Violence has been a way of life in Northern Ireland for many years as communities were divided by separate warring paramilitary factions. Each side believed that it existed for the benefit and protection of the local community against the forces on the other side. The Irish Republican Army ("IRA") pledged itself to the defense of Northern Irish Catholics from persecution by those loyal to the British government. Similarly, groups such as the Ulster Volunteer Force ("UVF") and the Ulster Defense Association ("UDA") formed to defend Protestant citizens against IRA attacks. Policing of local neighborhoods fell largely to these groups. Enforcement of the rules created by both the IRA and Protestant groups involved shootings, kneecappings, and occasionally tarring and feathering.
From Kneecappings toward Peace: The Use of Intra-Community Dispute Resolution in Northern Ireland,
2008 J. Disp.
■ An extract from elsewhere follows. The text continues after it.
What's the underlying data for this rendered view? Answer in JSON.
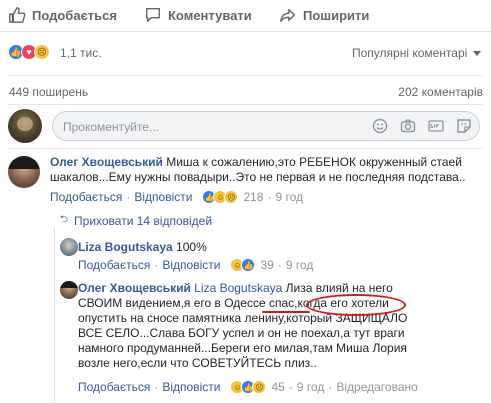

Resol.
Available at: https://scholarship.law.missouri.edu/jdr/vol2008/iss2/7